This theme focuses on different forms of economic, social and political security and insecurity, as experienced by those at the 'margins' of society. It identifies these multiple forms of marginality, as well as the strategies people use to counteract their marginalization. In furthering our understanding of the macro and micro-drivers of security, such research identifies links between insecurity and poverty, and, in turn, possible measures to reduce the risk and impact of different forms of violence that affect the poor and marginalized.
This theme explores the drivers and implications of diverse processes of economic change in Africa. Given such change is shaped by complex interplay between local and global factors, this area examines how different actors, from the individual to the multinational company, navigate the terrain of the local, regional and global economy. In addition, it explores how the state and wider socioeconomic distributions of power affect the political economy of industrial policy. This theme ranges from the role of banking and finance, to agrarian change and the struggles of rural groups to negotiate the impact of extractive industries on existing land and resource governance.
This theme explores the dynamics and dialectics of political conflict, as well as the triggers that turn such conflicts violent. Armed conflict is linked to persistent poverty and instability, meaning individuals are caught in cycles of economic and political marginalization. This area of research seeks to understand individuals' trajectories, including during armed conflict, but embraces a broader examination of insecurity and marginalization which disproportionately impact the poor. As such, it identifies measures to mitigate the impact of violence and conflict, to improve political settlements and the conditions for peacetime livelihoods and ultimately to break the poverty-conflict trap.
This theme focuses on the role that science and technology play in driving development, but also the politics and practices of science, technology and research in everyday settings across Africa. It explores, for example, the politics of knowledge and research, leading to the neglect of some areas and the over-research of others. Its projects are attendant to the complex interplay between actors, policies, projects and the ecological environment that shapes behaviours and outcomes. It also, however, seeks to locate the individual within these dynamics, exploring how people draw on a range of knowledge and resources to prepare for their socio-economic futures.
This theme focuses on all aspects of international borders and transboundary phenomena in Africa. Building on the pioneering work of ABORNE and CAS' borderlands expertise, this area of research traces borderland dynamics from the colonial period to the present. It explores how borders shape: conceptions of community and belonging; structures of local administration; land use; the movement of goods and people; and livelihoods.

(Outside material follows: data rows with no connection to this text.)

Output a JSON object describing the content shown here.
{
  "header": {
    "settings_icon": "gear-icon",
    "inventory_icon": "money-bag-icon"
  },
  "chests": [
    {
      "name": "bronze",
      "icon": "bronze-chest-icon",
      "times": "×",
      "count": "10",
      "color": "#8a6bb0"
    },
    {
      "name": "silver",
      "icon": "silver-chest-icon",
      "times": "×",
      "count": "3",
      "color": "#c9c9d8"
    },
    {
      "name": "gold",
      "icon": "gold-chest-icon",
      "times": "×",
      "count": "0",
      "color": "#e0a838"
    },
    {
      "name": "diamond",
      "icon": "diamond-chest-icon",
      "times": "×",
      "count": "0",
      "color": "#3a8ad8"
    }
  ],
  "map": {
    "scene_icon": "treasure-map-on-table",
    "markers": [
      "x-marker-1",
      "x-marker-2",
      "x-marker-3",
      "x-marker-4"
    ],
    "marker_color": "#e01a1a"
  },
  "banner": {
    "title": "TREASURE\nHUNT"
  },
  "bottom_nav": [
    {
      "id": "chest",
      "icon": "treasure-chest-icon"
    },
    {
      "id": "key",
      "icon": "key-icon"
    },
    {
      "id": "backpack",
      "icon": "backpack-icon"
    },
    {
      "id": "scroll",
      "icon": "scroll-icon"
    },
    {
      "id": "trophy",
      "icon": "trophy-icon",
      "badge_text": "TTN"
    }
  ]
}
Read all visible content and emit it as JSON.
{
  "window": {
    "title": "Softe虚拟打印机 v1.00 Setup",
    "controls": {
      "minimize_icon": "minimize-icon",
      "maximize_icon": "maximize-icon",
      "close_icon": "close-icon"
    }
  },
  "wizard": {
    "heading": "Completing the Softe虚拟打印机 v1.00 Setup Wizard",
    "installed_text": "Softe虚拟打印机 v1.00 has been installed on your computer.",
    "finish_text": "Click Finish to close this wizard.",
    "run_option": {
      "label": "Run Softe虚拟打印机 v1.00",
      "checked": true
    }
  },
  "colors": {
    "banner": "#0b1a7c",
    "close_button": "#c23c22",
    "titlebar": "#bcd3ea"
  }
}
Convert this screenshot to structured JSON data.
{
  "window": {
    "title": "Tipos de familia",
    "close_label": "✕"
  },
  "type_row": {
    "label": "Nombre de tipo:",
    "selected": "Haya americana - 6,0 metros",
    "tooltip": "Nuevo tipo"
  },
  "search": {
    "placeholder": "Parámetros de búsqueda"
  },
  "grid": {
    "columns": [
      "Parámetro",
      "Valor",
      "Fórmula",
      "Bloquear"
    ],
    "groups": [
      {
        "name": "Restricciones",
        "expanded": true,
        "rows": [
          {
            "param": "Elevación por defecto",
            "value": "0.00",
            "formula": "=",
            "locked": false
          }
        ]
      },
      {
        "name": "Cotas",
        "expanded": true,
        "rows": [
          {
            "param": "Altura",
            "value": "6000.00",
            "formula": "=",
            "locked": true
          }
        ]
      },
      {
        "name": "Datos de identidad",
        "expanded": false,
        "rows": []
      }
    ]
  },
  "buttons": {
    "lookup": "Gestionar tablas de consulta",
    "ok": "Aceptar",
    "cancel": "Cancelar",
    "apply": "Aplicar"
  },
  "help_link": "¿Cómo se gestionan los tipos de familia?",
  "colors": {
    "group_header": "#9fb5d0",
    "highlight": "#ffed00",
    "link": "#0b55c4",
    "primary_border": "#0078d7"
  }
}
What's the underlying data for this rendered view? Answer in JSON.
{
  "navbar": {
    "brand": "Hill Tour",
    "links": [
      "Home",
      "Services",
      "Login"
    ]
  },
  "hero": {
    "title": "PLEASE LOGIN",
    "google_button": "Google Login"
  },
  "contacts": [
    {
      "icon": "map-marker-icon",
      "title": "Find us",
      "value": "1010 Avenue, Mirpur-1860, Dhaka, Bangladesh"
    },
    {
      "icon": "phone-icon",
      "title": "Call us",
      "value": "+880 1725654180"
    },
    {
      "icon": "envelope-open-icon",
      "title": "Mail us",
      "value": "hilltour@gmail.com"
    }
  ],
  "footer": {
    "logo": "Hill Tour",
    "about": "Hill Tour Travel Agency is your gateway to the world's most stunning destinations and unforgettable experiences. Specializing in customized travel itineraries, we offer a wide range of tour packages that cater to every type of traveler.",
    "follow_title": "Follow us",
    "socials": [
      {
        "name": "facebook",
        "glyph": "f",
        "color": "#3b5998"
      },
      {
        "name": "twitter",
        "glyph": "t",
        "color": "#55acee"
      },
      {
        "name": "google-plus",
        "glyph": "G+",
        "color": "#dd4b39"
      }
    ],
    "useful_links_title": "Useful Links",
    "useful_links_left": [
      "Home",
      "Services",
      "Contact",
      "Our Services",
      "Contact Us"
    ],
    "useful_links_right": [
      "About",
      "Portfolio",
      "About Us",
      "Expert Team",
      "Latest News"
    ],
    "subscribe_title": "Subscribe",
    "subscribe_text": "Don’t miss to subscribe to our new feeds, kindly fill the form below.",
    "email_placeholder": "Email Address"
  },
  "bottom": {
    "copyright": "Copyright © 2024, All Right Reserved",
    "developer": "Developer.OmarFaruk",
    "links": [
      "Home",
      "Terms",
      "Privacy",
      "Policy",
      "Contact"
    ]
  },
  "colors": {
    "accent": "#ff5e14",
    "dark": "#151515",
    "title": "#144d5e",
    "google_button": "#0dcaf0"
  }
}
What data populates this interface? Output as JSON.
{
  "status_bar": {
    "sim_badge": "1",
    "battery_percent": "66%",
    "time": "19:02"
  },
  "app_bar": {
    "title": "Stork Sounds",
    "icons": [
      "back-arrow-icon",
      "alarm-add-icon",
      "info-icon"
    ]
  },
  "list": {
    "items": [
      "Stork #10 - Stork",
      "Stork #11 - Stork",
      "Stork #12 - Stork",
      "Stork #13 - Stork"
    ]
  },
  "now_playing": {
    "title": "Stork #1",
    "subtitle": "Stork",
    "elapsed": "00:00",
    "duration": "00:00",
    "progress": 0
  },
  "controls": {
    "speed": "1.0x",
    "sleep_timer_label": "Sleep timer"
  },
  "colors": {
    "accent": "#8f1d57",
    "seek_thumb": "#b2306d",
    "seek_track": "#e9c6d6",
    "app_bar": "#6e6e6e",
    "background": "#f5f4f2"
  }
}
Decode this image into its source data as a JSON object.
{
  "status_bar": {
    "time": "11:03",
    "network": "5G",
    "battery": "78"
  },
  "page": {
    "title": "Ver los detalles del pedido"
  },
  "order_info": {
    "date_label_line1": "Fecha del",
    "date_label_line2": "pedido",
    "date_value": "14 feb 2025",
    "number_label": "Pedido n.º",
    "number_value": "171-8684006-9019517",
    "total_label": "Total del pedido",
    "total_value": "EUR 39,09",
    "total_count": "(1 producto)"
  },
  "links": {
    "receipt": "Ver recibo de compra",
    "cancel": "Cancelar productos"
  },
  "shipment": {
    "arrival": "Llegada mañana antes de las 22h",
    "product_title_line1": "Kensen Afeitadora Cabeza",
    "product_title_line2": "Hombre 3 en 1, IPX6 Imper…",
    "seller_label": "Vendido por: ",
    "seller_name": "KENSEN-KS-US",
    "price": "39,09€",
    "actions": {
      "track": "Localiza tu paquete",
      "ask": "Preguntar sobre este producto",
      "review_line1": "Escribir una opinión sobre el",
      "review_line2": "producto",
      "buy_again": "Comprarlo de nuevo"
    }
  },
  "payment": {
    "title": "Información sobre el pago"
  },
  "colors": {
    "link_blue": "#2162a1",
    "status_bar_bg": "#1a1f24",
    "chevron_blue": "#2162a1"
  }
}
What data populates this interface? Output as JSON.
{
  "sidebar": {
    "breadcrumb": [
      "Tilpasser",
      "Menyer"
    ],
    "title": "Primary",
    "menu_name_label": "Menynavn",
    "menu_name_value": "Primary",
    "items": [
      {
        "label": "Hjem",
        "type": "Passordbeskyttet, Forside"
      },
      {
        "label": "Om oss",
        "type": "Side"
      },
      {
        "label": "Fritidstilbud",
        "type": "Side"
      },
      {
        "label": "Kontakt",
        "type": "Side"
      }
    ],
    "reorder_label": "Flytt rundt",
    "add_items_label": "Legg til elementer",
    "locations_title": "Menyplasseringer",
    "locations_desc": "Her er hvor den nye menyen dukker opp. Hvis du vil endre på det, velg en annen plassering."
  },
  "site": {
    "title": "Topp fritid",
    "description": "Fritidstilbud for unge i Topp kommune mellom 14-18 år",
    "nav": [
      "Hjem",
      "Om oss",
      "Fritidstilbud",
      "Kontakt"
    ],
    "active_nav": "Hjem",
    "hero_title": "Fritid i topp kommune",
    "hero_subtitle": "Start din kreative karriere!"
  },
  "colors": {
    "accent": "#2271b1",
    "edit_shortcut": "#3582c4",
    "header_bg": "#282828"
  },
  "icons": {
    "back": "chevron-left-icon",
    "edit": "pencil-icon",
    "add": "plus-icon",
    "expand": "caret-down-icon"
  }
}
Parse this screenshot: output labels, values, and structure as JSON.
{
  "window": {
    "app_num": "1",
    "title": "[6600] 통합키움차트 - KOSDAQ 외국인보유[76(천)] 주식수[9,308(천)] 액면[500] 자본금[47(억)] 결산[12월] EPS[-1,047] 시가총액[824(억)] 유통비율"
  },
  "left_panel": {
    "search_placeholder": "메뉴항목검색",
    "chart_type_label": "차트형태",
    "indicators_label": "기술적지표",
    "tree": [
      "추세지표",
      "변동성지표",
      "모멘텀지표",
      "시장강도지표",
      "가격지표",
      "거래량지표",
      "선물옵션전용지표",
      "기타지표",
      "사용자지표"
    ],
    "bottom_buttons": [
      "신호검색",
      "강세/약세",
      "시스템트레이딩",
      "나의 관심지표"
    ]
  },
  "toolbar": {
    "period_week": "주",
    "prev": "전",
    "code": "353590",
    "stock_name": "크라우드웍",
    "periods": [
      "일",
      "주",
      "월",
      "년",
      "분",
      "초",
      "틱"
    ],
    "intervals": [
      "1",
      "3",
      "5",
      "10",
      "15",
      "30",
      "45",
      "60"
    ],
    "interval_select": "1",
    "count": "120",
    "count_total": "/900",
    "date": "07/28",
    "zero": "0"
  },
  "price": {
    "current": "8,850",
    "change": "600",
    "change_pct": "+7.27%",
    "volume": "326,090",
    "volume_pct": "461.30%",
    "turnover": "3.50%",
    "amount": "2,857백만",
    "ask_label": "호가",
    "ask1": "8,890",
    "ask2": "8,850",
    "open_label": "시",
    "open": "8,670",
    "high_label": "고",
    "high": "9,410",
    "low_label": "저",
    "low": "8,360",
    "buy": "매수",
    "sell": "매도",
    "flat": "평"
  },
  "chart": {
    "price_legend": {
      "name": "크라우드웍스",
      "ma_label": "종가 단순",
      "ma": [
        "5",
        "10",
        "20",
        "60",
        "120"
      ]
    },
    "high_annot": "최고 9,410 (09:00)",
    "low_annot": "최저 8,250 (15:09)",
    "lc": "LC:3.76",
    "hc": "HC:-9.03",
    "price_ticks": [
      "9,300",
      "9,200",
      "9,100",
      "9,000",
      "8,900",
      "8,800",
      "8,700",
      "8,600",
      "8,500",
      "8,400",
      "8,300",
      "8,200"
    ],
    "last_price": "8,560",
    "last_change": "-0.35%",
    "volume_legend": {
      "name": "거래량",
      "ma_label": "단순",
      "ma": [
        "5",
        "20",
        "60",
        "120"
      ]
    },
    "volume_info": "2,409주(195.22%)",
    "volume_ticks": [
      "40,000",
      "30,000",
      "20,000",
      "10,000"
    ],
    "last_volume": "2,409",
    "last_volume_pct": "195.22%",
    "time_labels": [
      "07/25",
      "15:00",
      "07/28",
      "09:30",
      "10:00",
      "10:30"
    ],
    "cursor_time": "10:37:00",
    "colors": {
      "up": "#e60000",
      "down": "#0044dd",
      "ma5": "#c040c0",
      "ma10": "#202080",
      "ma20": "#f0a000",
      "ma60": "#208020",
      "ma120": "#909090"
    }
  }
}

Recent work spotlights the 'respacing' of Africa, whereby continental integration facilitates the movement of people and goods but in a context of increased securitization, reconfiguring modes and nodes of governance and space.